The increase in the employment rate resulted from a relatively rapid increase in the
number of employees in the public sector. The number of employers in the private
sector increased only moderately. Part of the decrease in the unemployment rate
has been the result of long term processes and not from the business cycle. The
reduction in unemployment has been due to the rise in the weight of branches
in which employee conservation is crucial: employers in these branches prefer
to reduce the average number of work hours and not the number of employees.
The unemployment rate for 2014 is estimated to be 5.9%.
Balance of Payments
The Current Account surplus in the Balance of Payments amounted to 7.2 billion
dollars in 2013, about 2.5% of GDP. This compares with a surplus of 0.8 billion
dollars in 2012 (about 0.3%of GDP). The Balance of Goods and Services account
recorded a surplus of 3.3 billion dollars. This surplus resulted mainly from the
wrapping up of investments in the Tamar natural gas reserves, and from the
commencement of gas production in the second quarter of the year. Production
Israel's economic developments in 2013
of natural gas decreased the consumption of diesel and fuel oil imported for the
generation of electricity. Furthermore, the large increase in natural gas reserve
investments – the lion’s share of which came from the purchase of imported
machinery and equipment – has ended.
Direct foreign investment by foreign residents in Israel reached about 12 billion
dollars in 2013. In contrast, Direct investment abroad by Israelis residents totaled 4.9
billion dollars. The continued high level of direct investments by foreigners relfects
the confidence of overseas investors in the Israeli economy over the long term.
BdiCoface Integrated Risk Index of Companies in the Market
BDiCoface Integrated Risk Index for 2013 stood at 6.19. The business risk of the

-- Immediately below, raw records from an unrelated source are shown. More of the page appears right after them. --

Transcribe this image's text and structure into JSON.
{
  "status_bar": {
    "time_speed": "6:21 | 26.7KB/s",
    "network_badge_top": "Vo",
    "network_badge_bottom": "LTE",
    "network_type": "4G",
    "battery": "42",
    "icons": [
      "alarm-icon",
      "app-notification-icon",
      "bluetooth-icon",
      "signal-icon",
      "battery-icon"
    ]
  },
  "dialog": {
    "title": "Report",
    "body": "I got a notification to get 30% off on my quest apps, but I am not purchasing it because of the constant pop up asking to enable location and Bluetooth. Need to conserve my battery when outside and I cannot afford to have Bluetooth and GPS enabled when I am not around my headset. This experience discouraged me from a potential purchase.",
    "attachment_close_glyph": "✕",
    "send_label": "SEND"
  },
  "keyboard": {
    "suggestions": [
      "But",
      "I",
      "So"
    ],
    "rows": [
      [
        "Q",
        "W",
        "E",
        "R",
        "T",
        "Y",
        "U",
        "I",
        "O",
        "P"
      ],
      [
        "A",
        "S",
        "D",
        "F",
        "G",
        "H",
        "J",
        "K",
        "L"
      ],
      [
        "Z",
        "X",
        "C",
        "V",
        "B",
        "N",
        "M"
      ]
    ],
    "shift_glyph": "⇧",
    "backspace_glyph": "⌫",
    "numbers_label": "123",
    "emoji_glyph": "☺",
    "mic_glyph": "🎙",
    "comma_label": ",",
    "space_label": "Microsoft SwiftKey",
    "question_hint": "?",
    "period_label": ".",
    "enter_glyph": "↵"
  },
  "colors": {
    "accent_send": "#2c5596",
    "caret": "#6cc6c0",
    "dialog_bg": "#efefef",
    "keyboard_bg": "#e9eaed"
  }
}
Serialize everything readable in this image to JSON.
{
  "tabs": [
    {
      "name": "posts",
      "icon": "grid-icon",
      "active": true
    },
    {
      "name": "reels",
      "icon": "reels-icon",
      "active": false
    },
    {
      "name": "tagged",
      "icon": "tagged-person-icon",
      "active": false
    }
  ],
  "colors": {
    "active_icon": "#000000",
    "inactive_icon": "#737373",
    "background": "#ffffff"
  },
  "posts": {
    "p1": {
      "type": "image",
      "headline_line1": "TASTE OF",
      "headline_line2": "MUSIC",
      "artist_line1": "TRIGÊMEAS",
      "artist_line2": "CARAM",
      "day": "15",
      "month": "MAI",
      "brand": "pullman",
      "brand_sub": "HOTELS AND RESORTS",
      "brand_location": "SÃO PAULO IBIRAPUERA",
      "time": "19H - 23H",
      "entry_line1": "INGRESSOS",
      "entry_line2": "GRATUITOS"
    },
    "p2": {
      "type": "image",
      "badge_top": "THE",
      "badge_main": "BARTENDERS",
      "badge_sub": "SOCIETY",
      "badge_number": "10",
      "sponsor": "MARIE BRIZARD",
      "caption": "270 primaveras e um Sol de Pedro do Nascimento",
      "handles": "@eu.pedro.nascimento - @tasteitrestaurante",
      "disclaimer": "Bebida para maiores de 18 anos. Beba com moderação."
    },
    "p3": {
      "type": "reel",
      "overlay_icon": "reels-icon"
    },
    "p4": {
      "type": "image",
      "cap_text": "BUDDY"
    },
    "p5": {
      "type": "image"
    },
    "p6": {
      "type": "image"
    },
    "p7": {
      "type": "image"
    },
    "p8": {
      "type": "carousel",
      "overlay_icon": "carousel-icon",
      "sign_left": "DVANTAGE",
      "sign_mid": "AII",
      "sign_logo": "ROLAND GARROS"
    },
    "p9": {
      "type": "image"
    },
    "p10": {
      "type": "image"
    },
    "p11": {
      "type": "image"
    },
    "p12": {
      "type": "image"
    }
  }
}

economy in 2013 did not register a significant change compared with last year
when the Integrated Risk Index of the economy stood at 6.18.
BdiCoface data for the end of 2013 show that about 13% of the companies
and businesses examined by the group’s economists, during the past year, were
ranked in the highest and most dangerous risk index (a risk index of 9 and 10).
These companies and businesses suffer from severe cash flow problems, Bank
of Israel restricted bank accounts, recurring instances of bounced checks, critical
or significant red lights, a sharp decline in turnover or in profitability, or sharp
and extreme shifts from profits to losses. The level of difficulty experienced by
these companies and businesses, in accordance with BdiCoface experience, is
high and threatens their continued business activities over the next year or two.
From amongst the thousands of companies and businesses examined during
the course of the past year by BdiCoface economists, some 28% were rated at
an above average level of risk (a risk index of 7 and 8). These companies and
businesses suffer frommedium level difficulties, which at this stage do not constitute
a real threat to their continued activities. However, is it recommended that their
situation be carefully monitored over the next fewmonths. Experience gathered
from recession years shows that the difficulties suffered by those companies and
businesses could be exacerbated in a relatively short period.
The rate of companies and businesses ranked at an average level of risk (a risk
index of 6) was about 29%. The rate of companies and businesses ranked at a
negligible level of risk (a risk index of 1 to 5) was about 30% this year.
Amongst the most important risks threatening the development of the economy
in the short term are: the length of time that the current conflict in Gaza (The
Protective Edge Campaign) continues, the deadlock in the peace talks with the
Palestinians, the geo-political uncertainty, mainly in Syria and in Iraq, which is
liable to spill over into Jordan, the uncertainty regarding the acceleration of
growth in the world, mainly against a backdrop of a weakening in growth in
major countries in Europe, a crisis in the Government coalition that could lead
to early elections, the housing market and the risk of a drastic decline in housing
prices that could impact on the financial sector.
Rate of Change in GDP – Israel compared with OECD Countries
(in %)
1,2,3,4,5,6 8,9,10,11,12,13,14,15,16,17,...480